Representatives of the Fish Lake National Forest want Juab County commissioners to include roads on private property around the park in the county's "B" road system.

The roads are open and being used by the public, but park personnel want to protect them from closure by private landowners.U.S. Forest Service representatives Clyde Lay, engineer, and Bill Wright and Douglas Reid asked commissioners to consider making a declaration that would "try to make sure the public has access," said Lay.

Counties such as Wayne, Piute, Millard and Sevier have made similar declarations.

Lay said the Forest Service does not have the power to take such an action and that the county should declare the roads public. "That is not our charter," he said.

If some of the roads are not declared public, they could be closed by private landowners who could prevent access to large blocks of forest land.

Such land is then locked away from public use, said Lay. Many of the roads are now on the "D" road system in the county, which Lay said is no longer legally defensible in keeping roads open.

"That designation almost doesn't mean anything any more," he said."The `B' system is what really means something," said Lay.

Commissioner Richard Brough objected to the idea.
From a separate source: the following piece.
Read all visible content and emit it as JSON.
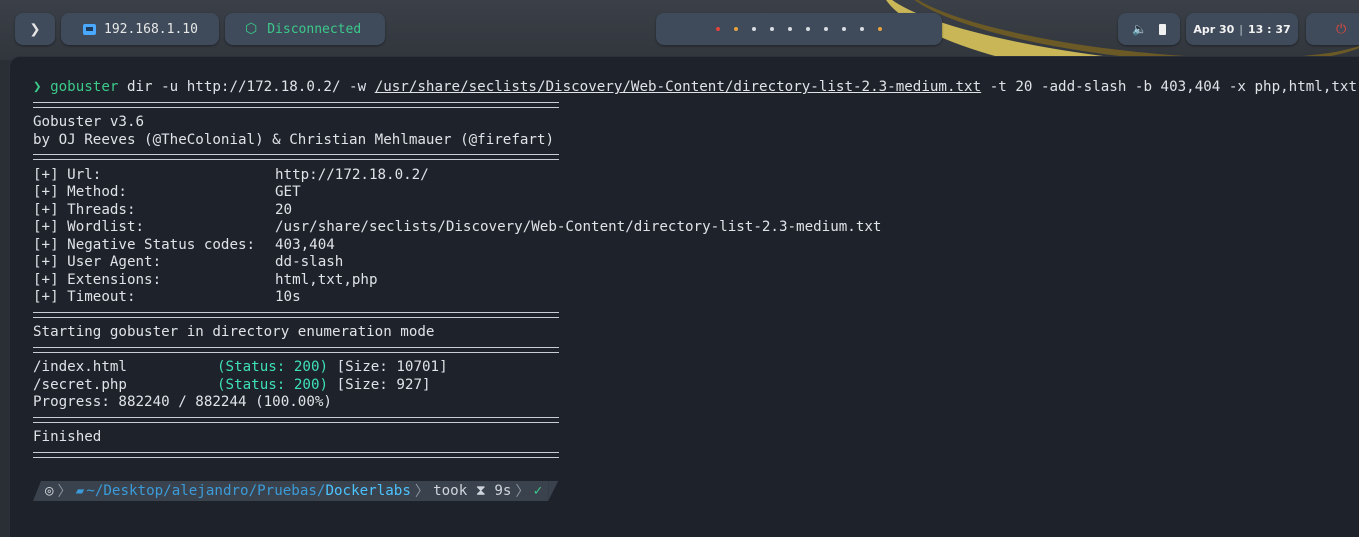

He said he hates to be a party to any more state control. Juab County is already 82 percent government owned, he said. Brough said this is another case of government taking away private rights. "You could close the Forest Service lands," said Brough.

"This may be the only way to assure the public can continue to use the roads," said Lay. "If you don't do anything and the private landowner gates the road, we can do nothing," he said.
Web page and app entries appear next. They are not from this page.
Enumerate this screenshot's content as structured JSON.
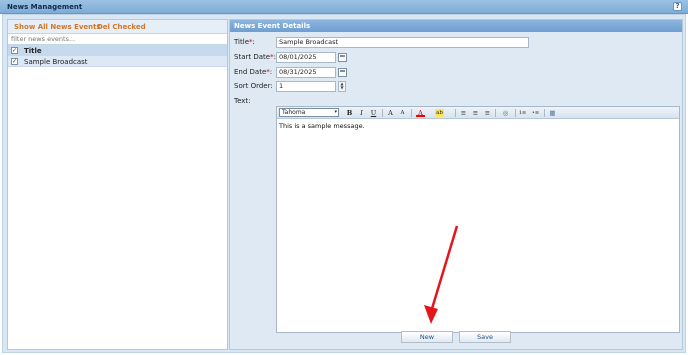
{
  "window": {
    "title": "News Management",
    "help_label": "?"
  },
  "left": {
    "show_all_label": "Show All News Events",
    "del_checked_label": "Del Checked",
    "filter_placeholder": "filter news events...",
    "column_title": "Title",
    "items": [
      {
        "title": "Sample Broadcast",
        "checked": true
      }
    ]
  },
  "right": {
    "header": "News Event Details",
    "title_label": "Title",
    "title_value": "Sample Broadcast",
    "start_label": "Start Date",
    "start_value": "08/01/2025",
    "end_label": "End Date",
    "end_value": "08/31/2025",
    "sort_label": "Sort Order:",
    "sort_value": "1",
    "text_label": "Text:",
    "required_mark": "*",
    "colon": ":",
    "check_mark": "✓",
    "spin_up": "▲",
    "spin_down": "▼"
  },
  "editor": {
    "font": "Tahoma",
    "font_arrow": "▾",
    "tools": [
      "B",
      "I",
      "U",
      "A",
      "A",
      "A",
      "ab",
      "≡",
      "≡",
      "≡",
      "◎",
      "1≡",
      "•≡",
      "▦"
    ],
    "body_text": "This is a sample message."
  },
  "buttons": {
    "new_label": "New",
    "save_label": "Save"
  },
  "colors": {
    "accent": "#6f9fd0",
    "link": "#d2772a",
    "arrow": "#e3161b"
  }
}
"Why do you want to fight the general public?" asked Wright. He said the action of protecting the roads is in the best interest of the public.
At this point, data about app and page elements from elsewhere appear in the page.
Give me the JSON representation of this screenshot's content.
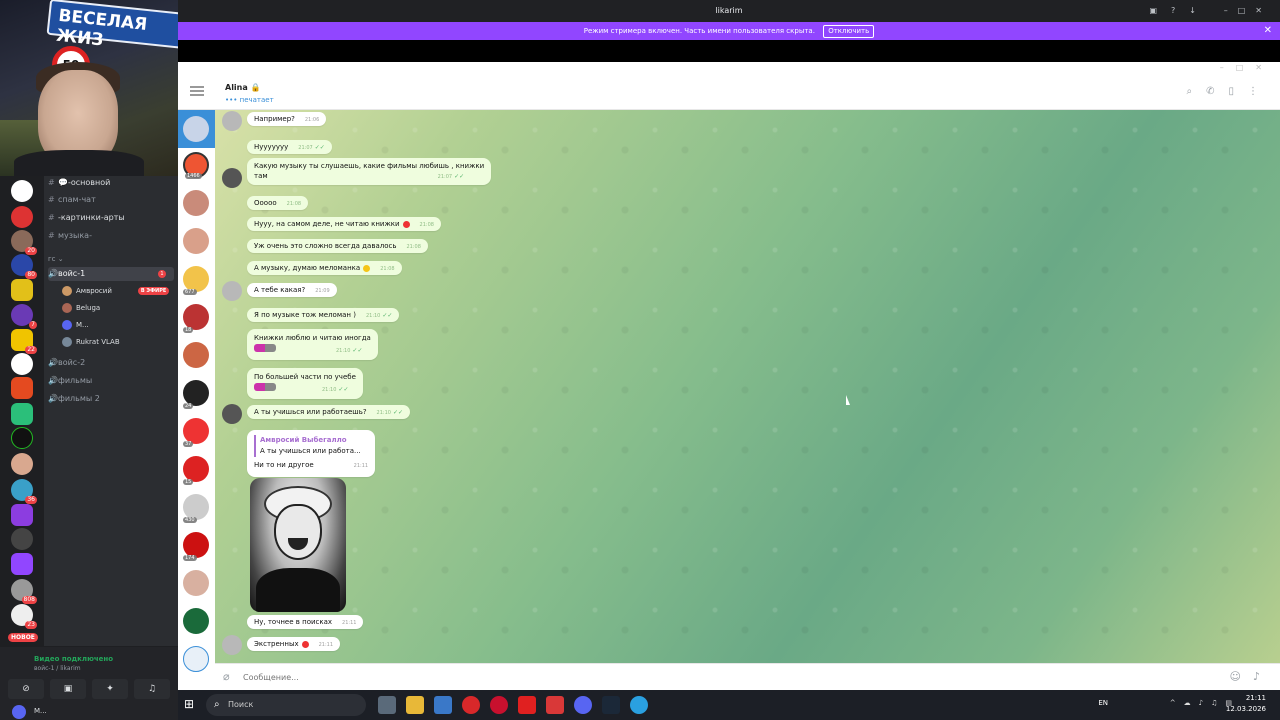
{
  "webcam": {
    "sign_text": "ВЕСЕЛАЯ ЖИЗ",
    "speed_sign": "50"
  },
  "discord": {
    "channels": [
      {
        "icon": "#",
        "label": "-основной",
        "emoji": "💬"
      },
      {
        "icon": "#",
        "label": "спам-чат"
      },
      {
        "icon": "#",
        "label": "-картинки-арты"
      },
      {
        "icon": "#",
        "label": "музыка-"
      },
      {
        "icon": "",
        "label": "гс"
      },
      {
        "icon": "🔊",
        "label": "войс-1",
        "unread": "1"
      },
      {
        "icon": "🔊",
        "label": "войс-2"
      },
      {
        "icon": "🔊",
        "label": "фильмы"
      },
      {
        "icon": "🔊",
        "label": "фильмы 2"
      }
    ],
    "voice_users": [
      {
        "name": "Амвросий",
        "badge": "В ЭФИРЕ"
      },
      {
        "name": "Beluga"
      },
      {
        "name": "M..."
      },
      {
        "name": "Rukrat",
        "extra": "VLAB"
      }
    ],
    "new_badge": "НОВОЕ",
    "voice_status": "Видео подключено",
    "voice_channel": "войс-1 / likarim",
    "self_name": "M...",
    "server_badges": [
      "20",
      "80",
      "7",
      "22",
      "36",
      "808",
      "23"
    ]
  },
  "browser": {
    "title": "likarim",
    "streamer_text": "Режим стримера включен. Часть имени пользователя скрыта.",
    "streamer_button": "Отключить"
  },
  "telegram": {
    "chat_name": "Alina 🔒",
    "chat_status": "••• печатает",
    "composer_placeholder": "Сообщение...",
    "chatlist_counts": [
      "1466",
      "677",
      "18",
      "24",
      "37",
      "15",
      "430",
      "174"
    ],
    "messages": [
      {
        "text": "Например?",
        "time": "21:06",
        "dir": "in"
      },
      {
        "text": "Нууууууу",
        "time": "21:07",
        "dir": "out"
      },
      {
        "text": "Какую музыку ты слушаешь, какие фильмы любишь , книжки",
        "text2": "там",
        "time": "21:07",
        "dir": "out"
      },
      {
        "text": "Ооооо",
        "time": "21:08",
        "dir": "out"
      },
      {
        "text": "Нууу, на самом деле, не читаю книжки",
        "time": "21:08",
        "dir": "out"
      },
      {
        "text": "Уж очень это сложно всегда давалось",
        "time": "21:08",
        "dir": "out"
      },
      {
        "text": "А музыку, думаю меломанка",
        "time": "21:08",
        "dir": "out"
      },
      {
        "text": "А тебе какая?",
        "time": "21:09",
        "dir": "in"
      },
      {
        "text": "Я по музыке тож меломан )",
        "time": "21:10",
        "dir": "out"
      },
      {
        "text": "Книжки люблю и читаю иногда",
        "time": "21:10",
        "dir": "out"
      },
      {
        "text": "По большей части по учебе",
        "time": "21:10",
        "dir": "out"
      },
      {
        "text": "А ты учишься или работаешь?",
        "time": "21:10",
        "dir": "out"
      },
      {
        "reply_name": "Амвросий Выбегалло",
        "reply_text": "А ты учишься или работа...",
        "text": "Ни то ни другое",
        "time": "21:11",
        "dir": "in"
      },
      {
        "text": "Ну, точнее в поисках",
        "time": "21:11",
        "dir": "in"
      },
      {
        "text": "Экстренных",
        "time": "21:11",
        "dir": "in"
      }
    ]
  },
  "taskbar": {
    "search": "Поиск",
    "lang": "EN",
    "time": "21:11",
    "date": "12.03.2026"
  },
  "colors": {
    "streamer_bar": "#9146ff",
    "telegram_accent": "#3a8fd8",
    "out_bubble": "#effdde",
    "discord_bg": "#2b2d31"
  }
}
While the Forest Service representatives agreed the Forest Service could close the lands, they said it would not be politically sound for them to do so. "You will have to look at our track record," said Lay.

Randy Freston, county engineer, and Don Eyre Jr., county attorney, both said including the roads in the Class B road system could be of benefit to the county.

Commissioner Jim Garrett, saying he hated to see public access roads closed, reccommended the commission study the question further. Commissioner Joseph Bernini said he thought the plan might present some protection for the public.

Brough agreed to take the plan under advisement and study it further and supported Garrett's motion.